We do not hold that plaintiff has alleged facts to support a claim that DOC has violated his state or federal constitutional rights. We hold that the duty to provide adequate medical care to inmates, imposed by the state and federal Constitutions, and recognized in state statute and case law, is such a fundamental and paramount obligation of the state that the state cannot absolve itself of responsibility by delegating it to another.
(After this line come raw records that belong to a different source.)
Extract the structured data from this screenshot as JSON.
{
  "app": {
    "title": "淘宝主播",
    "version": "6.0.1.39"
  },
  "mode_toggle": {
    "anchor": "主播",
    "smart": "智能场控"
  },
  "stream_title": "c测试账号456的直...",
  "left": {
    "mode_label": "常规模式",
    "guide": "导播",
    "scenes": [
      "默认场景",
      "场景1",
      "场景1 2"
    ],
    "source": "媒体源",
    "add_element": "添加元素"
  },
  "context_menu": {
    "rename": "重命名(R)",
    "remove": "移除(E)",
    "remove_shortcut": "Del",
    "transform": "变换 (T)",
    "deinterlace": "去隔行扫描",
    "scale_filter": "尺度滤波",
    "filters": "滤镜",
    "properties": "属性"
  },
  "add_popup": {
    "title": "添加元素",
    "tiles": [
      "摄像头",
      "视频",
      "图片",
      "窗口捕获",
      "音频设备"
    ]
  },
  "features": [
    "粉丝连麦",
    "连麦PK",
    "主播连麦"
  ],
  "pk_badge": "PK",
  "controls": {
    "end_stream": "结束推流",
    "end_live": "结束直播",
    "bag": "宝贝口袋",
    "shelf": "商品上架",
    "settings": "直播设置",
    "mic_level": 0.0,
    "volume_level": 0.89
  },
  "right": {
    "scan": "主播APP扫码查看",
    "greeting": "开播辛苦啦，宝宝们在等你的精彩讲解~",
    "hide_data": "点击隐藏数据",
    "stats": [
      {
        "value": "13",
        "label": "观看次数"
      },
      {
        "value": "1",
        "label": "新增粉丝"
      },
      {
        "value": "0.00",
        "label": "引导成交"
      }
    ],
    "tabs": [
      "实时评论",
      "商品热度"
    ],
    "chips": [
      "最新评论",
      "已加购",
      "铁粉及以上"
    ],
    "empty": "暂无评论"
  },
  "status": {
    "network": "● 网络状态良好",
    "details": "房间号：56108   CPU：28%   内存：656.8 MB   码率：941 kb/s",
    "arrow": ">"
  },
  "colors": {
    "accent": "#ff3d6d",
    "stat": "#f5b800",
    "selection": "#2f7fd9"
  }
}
Other courts have held that the government’s duty to provide medical care to inmates in its custody is nondelegable. In Shea v. Spokane, 17 Wash. App. 236, 562 P.2d 264 (1977), aff’d per curiam, 90 Wash. 2d 43, 578 P.2d 42 (1978), the Washington Court of Appeals held that a city jail had a nondelegable duty to provide adequate medical services to an inmate in its custody. The Shea court quoted a Michigan decision that is also relevant to the case before us:
“The duty which defendant owed to plaintiff [prisoner] arose out of this special relationship in which defendant was one *845‘required by law to take or who voluntarily takes the custody of another under circumstances such as to deprive the other of his normal opportunities for protection.’ 2 Restatement of Torts 2d § 314A(4), p. 118 (1963).”
North Carolina case law, statute, the federal Constitution, our state Constitution, and other authorities discussed above all support our conclusion that DOC has a duty to provide adequate medical care to inmates in its custody, and that the duty is of such great importance that the state cannot avoid liability by contracting with someone else to perform it.
Where a principal has a nondelegable duty, one with whom the principal contracts to perform that duty is as a matter of law an agent for purposes of applying the doctrine of respondeat superior. Hendricks v. Leslie Fay, Inc., 273 N.C. 59, 62, 159 S.E.2d 362, 366 (1968); Dockery v. Shows, 264 N.C. 406, 410, 142 S.E.2d 29, 32 (1965). This rule, like other common-law tort rules, applies to the definition of “agent” under the State Tort Claims Act. We conclude, therefore, that by virtue of the state’s nondelegable duty to provide medical care for inmates, Dr. Stanley, hired by the state to perform this duty, was at the time of the alleged negligence as a matter of law an agent of DOC. DOC is liable to plaintiff under the State Tort Claims Act for any negligence of Dr. Stanley. We therefore affirm that part of the Court of Appeals’ decision reversing the Industrial Commission’s summary judgment order for defendant.